I feel as if the emotional aspect of the story could have been more involved. I get it, Maggie is this strong-willed woman who rises above her struggles, but what about everyone else. I just feel like that emotion was put to the side because there was a war on, as it should be, but it didn’t feel real to me.

The suspense and espionage was great and kept me interested in times when I was not emotionally attached, and as much as I hate to say it, I wish Maggie had more romance in her life (I’m not a traditional romance, chik-lit kind of girl).

[A slight tangent here-I encounter more and more stories every day with homosexual characters in them, in the same manner as is on TV and in the movies so that is no big surprise, but I wonder if there is a trend involving the “special aunt”. I’ve seen this general character quite a bit now.]  Trend or not, I like the aunt. She’s one of the few characters I felt really expressed good emotion and she did it in a letter, without interacting with any of the other characters.

All in all, this was a very entertaining story and an easy read/listen. I’d recommend this for adults with a love of history, spy thrillers, and or WWII, though it does seem to be geared toward women and may not be welcomed by conservative readers.

This review has been posted to GoodReads. If you’d like to obtain a copy of this book, try this link.

Thank you for taking the time to read this post. If you like it let me know and share it with others. See you next time, Toi Thomas. #thetoiboxofwords

Tea and Conversation 12: Age

teaNtalk

Today I’m sharing a picture of an antique Victorian teapot and stand I posted on my tea pin board.

Please do not copy this image. Click image to share on Pinterest.

Today in my meditation I’m thinking about Eternal Curse and Full Moon, and I’m writing about: Why age?

It seems to have become a theme in my writing to feature important older characters. It was a few years ago that I truly grasped the concept of ageism and realized that I too had been practicing it. I’ve made efforts since them to not judge people by their age and set limitations upon them. The fact that older characters keep showing up in my stories and having a major impact is a byproduct of this. I never set out to use my writing as a platform, but when I look back at what I’ve written, many messages begin to pop out at me.

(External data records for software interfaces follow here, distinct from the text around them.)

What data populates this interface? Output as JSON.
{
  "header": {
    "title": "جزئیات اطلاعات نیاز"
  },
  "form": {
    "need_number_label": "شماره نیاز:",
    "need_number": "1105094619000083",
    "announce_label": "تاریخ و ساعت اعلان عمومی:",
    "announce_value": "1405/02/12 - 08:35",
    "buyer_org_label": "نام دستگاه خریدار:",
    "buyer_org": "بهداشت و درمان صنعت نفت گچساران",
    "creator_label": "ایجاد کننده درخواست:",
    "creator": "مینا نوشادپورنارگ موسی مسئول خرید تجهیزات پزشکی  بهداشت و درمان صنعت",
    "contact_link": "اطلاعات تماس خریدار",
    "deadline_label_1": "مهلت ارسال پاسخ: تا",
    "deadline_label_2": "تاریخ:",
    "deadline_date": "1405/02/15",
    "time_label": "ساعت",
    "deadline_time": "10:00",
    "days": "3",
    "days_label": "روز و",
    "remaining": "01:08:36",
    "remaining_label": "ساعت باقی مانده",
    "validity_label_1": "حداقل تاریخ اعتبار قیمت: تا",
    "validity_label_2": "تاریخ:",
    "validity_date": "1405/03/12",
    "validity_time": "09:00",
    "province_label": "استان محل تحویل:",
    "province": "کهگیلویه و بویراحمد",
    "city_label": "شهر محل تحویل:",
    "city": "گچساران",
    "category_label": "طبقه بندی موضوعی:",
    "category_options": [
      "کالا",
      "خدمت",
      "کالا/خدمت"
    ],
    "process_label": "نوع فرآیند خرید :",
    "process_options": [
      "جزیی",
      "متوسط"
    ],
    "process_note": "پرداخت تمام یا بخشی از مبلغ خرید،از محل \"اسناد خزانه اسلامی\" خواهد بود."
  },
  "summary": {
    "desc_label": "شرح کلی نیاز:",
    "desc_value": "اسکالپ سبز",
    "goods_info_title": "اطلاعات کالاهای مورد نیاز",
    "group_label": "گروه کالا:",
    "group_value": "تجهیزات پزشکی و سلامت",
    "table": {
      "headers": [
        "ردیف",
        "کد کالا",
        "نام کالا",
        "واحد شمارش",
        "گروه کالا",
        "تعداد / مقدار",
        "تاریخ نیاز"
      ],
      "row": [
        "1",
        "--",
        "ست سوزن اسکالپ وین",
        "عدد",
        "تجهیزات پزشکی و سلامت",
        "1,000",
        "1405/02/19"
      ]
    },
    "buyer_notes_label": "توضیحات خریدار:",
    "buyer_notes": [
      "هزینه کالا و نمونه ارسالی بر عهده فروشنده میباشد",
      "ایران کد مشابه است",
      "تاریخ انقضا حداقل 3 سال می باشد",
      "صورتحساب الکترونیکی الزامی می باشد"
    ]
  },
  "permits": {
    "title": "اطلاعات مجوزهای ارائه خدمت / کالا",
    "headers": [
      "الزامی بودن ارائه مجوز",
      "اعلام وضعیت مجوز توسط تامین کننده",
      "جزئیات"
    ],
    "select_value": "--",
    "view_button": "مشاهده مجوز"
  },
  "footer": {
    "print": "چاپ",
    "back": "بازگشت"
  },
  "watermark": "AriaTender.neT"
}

I like the idea that as we get older, we actually get better, but I do acknowledge that aging is a challenge. I don’t make it a point to have my older characters seem larger than life, but I do show that you can live a life worth living after a certain age, through my characters. In essence, I write these characters because I hope to someday be just like them. I don’t want to be an old lady siting in a rocking chair (even though rocking chairs rock) barely able to hold onto my knitting needles watching the world spin around me. I want to truly live every moment, right up to the end.

For those who are familiar with my Eternal Curse Series, Abraham is just the first of my senior characters to make an impact on this overall story. I hope to be able to share my, It’s Like the Full Moon, story with the world soon and give people a chance to fall in love with the many senior characters that make an impact in that story.


Also, today I’m visiting with author Shah Wharton. Go check out our special interview.

Thank you for taking the time to read this post. If you like it let me know and share it with others. See you next time, Toi Thomas. #thetoiboxofwords